10 Questions To Ask Yourself When Tagging Flickr Photos
Today, I’m diverting from the topic of design to discuss something that often times gets overlooked when uploading photos to websites like Flickr. I use Flickr a lot to show photos. Flickr is an excelent way to drive traffic to your blog especially if your blog is extremely photo intensive. But just posting all of your photos on Flickr is not enough to start getting referrals to you blog. You need to make the photos you upload to Flickr very easy to find. And the most important way to make your photos easy to find is by writing extremely descriptive tags for each photo or group of photos. If you don’t know what tags are and don’t know why they are important Read Flickrs Tag Help. These tags will bring much greater traffic to your site because now you’ve provided more rich information on topics people will be looking for. And maybe most important to bloggers who earn their keep, perfectly tagged photos could create a huge increase in traffic from sites like Flickr.

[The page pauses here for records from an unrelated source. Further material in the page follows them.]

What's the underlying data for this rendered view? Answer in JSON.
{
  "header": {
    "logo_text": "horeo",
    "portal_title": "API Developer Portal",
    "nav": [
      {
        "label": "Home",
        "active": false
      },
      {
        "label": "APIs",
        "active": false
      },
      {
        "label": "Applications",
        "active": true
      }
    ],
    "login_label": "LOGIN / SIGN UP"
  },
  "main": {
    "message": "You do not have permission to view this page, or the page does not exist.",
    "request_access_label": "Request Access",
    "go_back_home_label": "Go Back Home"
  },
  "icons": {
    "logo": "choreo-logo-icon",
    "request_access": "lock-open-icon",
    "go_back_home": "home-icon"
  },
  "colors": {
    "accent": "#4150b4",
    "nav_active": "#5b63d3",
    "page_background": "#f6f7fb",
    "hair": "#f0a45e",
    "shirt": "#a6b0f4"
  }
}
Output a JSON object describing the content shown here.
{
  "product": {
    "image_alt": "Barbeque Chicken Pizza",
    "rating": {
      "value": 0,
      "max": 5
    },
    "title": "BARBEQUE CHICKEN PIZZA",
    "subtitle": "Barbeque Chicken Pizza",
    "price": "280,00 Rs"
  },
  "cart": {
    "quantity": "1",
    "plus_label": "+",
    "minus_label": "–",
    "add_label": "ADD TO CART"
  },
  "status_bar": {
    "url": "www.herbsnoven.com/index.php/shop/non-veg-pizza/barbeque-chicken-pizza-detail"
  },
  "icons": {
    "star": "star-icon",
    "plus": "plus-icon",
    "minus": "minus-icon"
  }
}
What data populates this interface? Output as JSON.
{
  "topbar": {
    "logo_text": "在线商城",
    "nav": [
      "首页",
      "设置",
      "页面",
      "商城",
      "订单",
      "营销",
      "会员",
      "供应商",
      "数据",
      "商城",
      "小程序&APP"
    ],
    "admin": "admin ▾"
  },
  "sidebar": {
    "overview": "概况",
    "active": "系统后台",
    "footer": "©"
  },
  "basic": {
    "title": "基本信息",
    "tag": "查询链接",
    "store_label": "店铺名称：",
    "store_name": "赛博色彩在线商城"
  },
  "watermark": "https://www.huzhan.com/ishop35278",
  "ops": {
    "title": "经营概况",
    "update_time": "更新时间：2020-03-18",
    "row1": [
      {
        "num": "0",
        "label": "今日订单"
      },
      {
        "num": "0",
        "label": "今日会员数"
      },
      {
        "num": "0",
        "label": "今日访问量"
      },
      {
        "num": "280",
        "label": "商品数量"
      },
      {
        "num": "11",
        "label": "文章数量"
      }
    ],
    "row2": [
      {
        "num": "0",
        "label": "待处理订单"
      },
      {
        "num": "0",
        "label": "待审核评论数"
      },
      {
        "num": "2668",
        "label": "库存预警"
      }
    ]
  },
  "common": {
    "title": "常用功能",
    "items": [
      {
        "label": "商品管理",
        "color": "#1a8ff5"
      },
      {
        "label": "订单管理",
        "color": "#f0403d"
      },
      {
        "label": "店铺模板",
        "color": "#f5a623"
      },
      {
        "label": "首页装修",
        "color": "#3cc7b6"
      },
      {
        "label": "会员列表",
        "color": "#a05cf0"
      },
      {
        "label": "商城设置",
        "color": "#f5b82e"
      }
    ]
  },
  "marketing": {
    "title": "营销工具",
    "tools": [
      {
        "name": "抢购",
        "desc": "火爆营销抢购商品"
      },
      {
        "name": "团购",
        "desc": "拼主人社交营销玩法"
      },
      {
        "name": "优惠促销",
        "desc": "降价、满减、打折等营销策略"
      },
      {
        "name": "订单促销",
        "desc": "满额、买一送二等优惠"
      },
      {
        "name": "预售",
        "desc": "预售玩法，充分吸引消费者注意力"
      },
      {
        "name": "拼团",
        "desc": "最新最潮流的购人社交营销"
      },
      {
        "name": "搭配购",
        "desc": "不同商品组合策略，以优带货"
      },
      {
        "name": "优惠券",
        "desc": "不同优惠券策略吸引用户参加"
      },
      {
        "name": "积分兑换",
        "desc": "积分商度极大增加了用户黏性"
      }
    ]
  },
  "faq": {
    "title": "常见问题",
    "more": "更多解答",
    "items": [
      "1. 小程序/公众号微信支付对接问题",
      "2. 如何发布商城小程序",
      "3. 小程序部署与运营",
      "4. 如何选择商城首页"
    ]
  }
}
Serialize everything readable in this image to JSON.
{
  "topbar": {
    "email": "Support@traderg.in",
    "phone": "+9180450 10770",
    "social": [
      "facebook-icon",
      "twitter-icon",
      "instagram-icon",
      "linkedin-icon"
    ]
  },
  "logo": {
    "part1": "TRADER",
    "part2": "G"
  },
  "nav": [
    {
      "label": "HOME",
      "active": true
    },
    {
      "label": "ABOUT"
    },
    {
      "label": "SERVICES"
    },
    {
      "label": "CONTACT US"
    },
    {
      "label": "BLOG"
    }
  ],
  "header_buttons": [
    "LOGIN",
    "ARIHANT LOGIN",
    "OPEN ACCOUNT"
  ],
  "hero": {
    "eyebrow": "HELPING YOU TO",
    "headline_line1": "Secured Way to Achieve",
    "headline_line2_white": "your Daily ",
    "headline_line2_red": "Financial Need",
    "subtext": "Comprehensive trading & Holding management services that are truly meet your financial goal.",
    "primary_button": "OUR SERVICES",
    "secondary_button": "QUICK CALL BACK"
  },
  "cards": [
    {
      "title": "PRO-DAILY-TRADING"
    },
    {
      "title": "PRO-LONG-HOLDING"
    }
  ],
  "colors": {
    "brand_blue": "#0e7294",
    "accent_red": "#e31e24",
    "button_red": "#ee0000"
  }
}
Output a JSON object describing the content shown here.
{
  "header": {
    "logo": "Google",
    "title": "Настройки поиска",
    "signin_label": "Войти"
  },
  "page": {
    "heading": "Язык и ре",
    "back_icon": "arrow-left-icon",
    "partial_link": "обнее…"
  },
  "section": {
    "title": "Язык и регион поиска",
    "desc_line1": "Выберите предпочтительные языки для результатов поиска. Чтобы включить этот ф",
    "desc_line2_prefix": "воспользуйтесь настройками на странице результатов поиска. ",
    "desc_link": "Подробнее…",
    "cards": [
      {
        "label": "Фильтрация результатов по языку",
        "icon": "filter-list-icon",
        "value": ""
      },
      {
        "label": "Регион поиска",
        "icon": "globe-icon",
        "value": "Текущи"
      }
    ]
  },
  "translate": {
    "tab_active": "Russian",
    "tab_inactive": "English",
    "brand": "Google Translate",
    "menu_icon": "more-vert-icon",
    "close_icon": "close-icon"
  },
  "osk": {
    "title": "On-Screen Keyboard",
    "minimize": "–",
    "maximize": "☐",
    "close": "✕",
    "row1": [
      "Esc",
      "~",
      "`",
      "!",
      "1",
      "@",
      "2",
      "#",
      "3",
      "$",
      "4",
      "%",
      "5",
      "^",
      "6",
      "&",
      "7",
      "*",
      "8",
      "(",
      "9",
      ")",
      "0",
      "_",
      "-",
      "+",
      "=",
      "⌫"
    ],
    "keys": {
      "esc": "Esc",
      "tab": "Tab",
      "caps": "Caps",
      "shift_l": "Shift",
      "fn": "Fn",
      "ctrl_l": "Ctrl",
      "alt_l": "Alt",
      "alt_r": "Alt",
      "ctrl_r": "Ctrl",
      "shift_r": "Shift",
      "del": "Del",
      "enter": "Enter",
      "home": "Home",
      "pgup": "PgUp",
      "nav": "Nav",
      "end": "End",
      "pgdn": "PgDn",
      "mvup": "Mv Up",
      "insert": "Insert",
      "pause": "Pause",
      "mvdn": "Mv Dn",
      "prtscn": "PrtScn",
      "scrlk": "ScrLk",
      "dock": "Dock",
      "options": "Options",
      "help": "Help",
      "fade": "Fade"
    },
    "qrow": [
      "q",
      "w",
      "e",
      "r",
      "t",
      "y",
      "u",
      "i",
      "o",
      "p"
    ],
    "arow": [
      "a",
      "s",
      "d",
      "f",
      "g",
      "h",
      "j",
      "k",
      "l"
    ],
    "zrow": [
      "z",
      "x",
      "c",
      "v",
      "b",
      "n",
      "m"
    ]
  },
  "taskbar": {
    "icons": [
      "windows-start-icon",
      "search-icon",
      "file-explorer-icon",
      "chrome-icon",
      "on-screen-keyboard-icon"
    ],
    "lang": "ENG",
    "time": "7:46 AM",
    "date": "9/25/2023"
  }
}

So, Let’s Start with an example. I got the photo above from Flickr. It had no tags and I’m sure the photographer really didn’t need to tag the photo for his purposes. But if he wanted it to be found, he might have tagged this photograph with the following words: “backyard, garden, Shelly, Mike, man, woman, smiling, seniors, Hawaiian shirt, trees, grass, tent, birthday, party, green, blue” This is actually a quite simple group of tags for Flickr. You’re allowed up to 75, so my group is quite small, but already it’s quite powerful because every tag represents a term someone is looking for. If I satisfy two terms people are looking for, then my photo might quickly rise to the top of the search. Soon, lots of people are visiting your Flickr site which links to your blog.
Is there an efficient way to choose tags? What should I be thinking about? Keep it relevant to the subject of the photo, and ask yourself the following ten questions:
Where is the picture taken from?
- Shea Stadium
When is the picture taken? And Was This Picture an Event?
- Significant Event
How is the picture taken?
- wide angle lens
- long exposure
What is the picture of?
This can be broken into a number of separate questions such as:
What is in the background of the picture?
- people yelling
What is the subject of the picture?
This might be anything that is in the foreground of your picture that is the main focal point.
What is the subject doing?
Are there any distinct characteristics about the subject?
- one leg
What are the dominant colors of the photo?
What are the emotions in the picture?